Unlike other designers, Siriano has never shied away from including plus bodies in his work. This is likely evidence of his inclusive personality, but also proof that he’s no fool. It’s estimated that 68% of women in the United States are a size 14 or larger and the global plus-sized market is valued at over $178 billion—a market most designers limit themselves from pursuing, simply because they don’t regard bigger bodies as fashionable, beautiful, or worthy of their designs. Imagine a designer dismissing you based entirely on your appearance. That’s exactly how it feels when you realize a brand stops their size range just before your number.
In 2021, it’s pretty hard to believe that people are still judging one another based on appearances—don’t designers feel weird actively ignoring a large subset of women so unapologetically? Over the past few years, the percentage of plus models shown on the runway has slowly increased, but with so many virtual shows flying under the radar this year, I could count on my fingers the number of plus models I saw this season.

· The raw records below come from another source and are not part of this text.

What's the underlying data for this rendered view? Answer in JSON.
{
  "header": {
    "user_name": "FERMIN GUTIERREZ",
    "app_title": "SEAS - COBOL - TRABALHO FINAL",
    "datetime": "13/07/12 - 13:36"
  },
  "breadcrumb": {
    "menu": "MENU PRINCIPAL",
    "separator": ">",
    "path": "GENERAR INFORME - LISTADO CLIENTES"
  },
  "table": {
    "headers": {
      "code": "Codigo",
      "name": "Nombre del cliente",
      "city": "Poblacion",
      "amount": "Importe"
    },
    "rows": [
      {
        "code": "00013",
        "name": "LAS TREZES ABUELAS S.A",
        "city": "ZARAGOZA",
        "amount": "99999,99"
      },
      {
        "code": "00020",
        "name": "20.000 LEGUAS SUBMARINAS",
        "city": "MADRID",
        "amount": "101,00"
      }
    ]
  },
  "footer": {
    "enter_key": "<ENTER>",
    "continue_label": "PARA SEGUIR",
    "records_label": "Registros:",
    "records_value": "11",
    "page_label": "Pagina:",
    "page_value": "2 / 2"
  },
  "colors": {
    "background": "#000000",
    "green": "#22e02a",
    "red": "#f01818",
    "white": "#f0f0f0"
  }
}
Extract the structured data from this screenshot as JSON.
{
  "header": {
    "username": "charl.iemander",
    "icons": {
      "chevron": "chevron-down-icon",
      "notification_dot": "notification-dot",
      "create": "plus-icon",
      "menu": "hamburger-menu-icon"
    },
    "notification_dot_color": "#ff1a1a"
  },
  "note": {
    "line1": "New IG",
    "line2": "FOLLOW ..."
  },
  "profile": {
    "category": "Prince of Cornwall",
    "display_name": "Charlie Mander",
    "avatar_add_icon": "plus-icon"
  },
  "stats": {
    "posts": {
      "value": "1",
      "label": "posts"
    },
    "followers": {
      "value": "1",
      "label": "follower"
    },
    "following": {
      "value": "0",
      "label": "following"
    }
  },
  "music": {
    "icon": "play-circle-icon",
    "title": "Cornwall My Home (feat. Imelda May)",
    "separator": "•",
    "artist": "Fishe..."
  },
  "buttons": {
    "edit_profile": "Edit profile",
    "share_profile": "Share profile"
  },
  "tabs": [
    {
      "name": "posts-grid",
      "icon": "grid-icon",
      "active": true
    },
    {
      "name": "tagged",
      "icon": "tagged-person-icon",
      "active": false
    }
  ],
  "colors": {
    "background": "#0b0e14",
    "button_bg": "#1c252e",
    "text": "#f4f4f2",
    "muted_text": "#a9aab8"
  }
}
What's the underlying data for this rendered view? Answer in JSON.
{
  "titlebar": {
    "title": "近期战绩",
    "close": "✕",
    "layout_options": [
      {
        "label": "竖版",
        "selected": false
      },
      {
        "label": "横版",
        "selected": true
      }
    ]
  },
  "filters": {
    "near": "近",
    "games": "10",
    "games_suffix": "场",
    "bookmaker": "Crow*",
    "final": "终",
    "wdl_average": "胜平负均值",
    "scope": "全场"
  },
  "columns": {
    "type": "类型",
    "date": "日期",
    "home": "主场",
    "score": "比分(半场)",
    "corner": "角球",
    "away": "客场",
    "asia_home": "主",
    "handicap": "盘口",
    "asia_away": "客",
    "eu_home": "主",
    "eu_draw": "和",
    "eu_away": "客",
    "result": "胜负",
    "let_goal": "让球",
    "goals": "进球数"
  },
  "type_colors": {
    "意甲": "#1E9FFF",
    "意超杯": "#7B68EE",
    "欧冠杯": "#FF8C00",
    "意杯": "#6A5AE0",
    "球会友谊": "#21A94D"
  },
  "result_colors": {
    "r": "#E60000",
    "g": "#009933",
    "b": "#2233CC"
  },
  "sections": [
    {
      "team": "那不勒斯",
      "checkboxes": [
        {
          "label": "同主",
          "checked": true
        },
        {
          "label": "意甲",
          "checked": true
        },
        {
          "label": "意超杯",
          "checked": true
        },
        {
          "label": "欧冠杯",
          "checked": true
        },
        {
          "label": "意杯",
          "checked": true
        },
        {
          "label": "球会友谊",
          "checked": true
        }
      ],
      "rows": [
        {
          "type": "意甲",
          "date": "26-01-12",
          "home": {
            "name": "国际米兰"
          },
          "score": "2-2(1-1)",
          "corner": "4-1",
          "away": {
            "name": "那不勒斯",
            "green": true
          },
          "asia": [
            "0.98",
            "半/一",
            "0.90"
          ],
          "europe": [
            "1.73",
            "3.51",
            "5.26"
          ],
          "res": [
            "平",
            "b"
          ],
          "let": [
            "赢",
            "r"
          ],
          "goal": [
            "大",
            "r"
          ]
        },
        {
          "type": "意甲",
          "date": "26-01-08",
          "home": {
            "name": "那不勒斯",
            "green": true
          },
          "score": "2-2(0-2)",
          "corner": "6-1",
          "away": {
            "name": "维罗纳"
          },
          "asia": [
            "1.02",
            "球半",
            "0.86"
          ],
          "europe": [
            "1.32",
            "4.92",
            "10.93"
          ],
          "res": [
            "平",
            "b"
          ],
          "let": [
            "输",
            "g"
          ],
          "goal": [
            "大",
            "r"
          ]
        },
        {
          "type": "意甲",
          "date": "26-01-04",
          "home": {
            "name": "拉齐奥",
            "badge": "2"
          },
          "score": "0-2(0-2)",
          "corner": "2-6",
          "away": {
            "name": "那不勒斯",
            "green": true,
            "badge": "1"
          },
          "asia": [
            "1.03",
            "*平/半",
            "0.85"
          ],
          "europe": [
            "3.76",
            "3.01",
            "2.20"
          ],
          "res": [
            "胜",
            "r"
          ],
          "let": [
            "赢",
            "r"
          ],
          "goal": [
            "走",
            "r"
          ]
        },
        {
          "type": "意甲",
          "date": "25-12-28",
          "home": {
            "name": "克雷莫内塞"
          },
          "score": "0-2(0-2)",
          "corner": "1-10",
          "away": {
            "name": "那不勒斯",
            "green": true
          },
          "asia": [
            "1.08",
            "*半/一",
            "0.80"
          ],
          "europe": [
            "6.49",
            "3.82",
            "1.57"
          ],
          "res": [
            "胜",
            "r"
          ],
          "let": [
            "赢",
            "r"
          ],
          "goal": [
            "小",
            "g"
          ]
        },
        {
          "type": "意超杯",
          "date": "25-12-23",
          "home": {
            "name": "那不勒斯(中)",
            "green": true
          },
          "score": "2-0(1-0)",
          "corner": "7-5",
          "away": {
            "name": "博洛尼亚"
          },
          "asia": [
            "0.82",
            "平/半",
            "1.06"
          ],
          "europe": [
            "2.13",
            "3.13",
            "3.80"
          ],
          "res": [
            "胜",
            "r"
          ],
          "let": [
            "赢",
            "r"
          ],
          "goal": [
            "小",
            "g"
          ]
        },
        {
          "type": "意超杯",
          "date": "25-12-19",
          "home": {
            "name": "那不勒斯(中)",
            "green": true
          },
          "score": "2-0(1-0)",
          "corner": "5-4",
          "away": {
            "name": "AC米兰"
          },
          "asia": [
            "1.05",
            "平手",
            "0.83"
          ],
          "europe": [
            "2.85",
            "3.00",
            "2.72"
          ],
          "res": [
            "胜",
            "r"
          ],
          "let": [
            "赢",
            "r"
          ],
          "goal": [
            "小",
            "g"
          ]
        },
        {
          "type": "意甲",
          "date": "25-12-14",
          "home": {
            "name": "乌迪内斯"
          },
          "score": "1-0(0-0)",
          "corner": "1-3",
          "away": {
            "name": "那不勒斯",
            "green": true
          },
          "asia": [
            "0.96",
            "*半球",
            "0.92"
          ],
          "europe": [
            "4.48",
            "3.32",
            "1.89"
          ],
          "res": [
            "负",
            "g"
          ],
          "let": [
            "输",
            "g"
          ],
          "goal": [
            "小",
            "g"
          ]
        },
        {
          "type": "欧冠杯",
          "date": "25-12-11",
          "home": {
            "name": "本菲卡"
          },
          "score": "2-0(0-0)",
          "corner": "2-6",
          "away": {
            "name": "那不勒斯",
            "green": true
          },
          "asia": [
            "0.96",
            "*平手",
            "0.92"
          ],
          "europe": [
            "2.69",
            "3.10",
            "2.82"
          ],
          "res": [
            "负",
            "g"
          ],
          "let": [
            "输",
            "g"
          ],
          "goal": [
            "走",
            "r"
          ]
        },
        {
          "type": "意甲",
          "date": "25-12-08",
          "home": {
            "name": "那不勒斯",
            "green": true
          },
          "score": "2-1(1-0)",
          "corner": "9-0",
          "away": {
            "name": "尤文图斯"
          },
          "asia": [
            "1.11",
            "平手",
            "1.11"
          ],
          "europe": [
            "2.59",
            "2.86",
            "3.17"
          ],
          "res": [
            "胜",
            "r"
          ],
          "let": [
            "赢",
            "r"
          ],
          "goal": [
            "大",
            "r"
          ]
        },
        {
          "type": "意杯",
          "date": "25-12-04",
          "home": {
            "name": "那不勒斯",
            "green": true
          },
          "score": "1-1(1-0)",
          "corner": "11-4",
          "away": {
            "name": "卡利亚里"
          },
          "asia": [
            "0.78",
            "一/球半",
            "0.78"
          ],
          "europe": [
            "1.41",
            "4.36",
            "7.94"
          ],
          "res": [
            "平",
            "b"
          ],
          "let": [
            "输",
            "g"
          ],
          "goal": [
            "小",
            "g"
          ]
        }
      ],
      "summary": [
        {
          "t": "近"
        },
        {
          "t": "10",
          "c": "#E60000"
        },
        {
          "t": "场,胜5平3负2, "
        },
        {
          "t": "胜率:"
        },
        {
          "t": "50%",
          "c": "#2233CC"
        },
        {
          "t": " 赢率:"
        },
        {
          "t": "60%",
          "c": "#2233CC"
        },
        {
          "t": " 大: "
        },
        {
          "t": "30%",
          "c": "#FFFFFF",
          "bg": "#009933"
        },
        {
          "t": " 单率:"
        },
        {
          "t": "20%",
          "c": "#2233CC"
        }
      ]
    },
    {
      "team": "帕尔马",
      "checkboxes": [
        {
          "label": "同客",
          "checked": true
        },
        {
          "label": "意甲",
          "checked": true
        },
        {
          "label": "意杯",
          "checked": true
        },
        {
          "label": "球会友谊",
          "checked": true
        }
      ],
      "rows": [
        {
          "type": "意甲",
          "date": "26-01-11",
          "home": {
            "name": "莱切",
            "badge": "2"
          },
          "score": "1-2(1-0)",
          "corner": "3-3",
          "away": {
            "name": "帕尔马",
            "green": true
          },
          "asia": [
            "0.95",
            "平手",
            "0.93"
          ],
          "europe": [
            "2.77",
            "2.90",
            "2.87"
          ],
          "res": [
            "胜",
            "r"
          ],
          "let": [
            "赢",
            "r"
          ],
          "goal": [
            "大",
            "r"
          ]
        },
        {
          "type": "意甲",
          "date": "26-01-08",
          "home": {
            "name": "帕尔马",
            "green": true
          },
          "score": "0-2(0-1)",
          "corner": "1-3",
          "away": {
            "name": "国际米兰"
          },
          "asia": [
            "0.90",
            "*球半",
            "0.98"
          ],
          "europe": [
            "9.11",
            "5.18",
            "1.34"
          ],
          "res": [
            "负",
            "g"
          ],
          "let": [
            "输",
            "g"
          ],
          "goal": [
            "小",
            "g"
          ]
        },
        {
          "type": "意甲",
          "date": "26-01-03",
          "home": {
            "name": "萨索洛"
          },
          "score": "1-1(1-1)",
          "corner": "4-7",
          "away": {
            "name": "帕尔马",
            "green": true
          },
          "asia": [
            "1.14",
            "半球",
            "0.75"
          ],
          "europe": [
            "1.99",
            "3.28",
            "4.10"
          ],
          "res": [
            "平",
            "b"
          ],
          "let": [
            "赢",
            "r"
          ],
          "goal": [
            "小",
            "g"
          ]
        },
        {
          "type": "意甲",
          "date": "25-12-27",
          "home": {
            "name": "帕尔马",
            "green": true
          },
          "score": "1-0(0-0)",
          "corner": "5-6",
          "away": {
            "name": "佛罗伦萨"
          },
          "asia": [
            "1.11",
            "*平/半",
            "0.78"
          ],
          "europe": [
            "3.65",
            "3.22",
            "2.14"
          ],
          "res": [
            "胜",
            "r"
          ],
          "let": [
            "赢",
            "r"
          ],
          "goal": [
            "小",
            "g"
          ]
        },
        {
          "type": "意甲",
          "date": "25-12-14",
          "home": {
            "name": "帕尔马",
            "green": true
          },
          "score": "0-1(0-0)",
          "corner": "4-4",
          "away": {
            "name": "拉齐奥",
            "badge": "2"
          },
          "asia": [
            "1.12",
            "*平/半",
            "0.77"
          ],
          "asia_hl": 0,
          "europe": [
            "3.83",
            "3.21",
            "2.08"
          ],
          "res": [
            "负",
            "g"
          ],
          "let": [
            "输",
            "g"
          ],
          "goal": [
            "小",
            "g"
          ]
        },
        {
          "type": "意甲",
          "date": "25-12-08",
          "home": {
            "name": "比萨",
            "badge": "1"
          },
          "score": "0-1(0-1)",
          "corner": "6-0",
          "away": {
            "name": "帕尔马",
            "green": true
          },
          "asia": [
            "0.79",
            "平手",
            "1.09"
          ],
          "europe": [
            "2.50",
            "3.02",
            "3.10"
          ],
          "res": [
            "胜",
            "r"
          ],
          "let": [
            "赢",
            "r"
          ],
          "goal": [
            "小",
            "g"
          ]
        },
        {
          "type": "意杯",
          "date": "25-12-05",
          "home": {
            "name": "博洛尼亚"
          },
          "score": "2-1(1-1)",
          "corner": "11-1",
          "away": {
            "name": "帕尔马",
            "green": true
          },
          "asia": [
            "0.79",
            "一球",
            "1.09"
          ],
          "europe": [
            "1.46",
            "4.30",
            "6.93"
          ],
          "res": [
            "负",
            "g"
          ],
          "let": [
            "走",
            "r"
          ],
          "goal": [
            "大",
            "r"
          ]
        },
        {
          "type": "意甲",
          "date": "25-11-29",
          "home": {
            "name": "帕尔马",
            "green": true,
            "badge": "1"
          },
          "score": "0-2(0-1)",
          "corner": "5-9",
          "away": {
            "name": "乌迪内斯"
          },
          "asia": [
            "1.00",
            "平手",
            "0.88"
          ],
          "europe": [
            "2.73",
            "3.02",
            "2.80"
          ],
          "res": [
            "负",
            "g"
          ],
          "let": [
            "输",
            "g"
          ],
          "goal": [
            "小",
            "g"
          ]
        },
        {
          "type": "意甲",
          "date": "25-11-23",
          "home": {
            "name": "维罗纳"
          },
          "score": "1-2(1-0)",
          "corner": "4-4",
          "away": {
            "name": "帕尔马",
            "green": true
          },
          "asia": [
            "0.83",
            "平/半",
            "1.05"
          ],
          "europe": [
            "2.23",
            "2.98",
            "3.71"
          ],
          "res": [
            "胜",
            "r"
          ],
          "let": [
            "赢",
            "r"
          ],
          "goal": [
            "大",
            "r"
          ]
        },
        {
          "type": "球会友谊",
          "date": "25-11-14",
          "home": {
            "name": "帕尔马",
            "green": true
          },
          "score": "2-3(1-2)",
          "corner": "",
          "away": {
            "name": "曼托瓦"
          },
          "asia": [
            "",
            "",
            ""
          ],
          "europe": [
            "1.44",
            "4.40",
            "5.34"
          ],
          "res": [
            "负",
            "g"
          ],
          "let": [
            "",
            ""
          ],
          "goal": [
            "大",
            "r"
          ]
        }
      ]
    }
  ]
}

Sans Siriano’s show, of course. Candice Huffine stunned in a licorice two-piece, sparkly and sexy with an asymmetrical neckline, leg slit and silhouette that clung to her curves. Meanwhile, Marquita Pring stunned in a power pink ruffled gown that was almost entirely sheer, a crowd favorite by far. In total, seven out of 49 looks were worn by plus models; it doesn’t seem like much, until you consider the fact that entire seasons in Paris and Milan have featured fewer than seven plus bodies in all the shows combined.
A show like Christian Siriano’s is more than a collection of clothing; for many, it’s a celebration of body, a preview of what the future of fashion will hopefully look like. That said, I’ve got my fingers crossed our runways will become even more diverse. Designers need to go out of their way to be actively more inclusive, and not just when it comes to size. Models of all different colors, able and disabled bodies—for myself and so many others, there is appeal in this variety. Representation matters, no matter the context.
Did Siriano have one of the best shows of the season? I’d say so. There were highs and lows just like any other collection, but the highs were oh so high, like Pring’s sheer pink gown and Coco Rocha’s knockout final dress. But it’s about so much more than just the clothing—it’s about the example Siriano sets for his peers. His commitment to inclusive casting, even when other designers won’t budge, is what keeps myself and many others loyal to his brand.
I mean, I wouldn’t be friends with someone who wasn’t accepting of plus bodies, so why would I want to wear their clothes?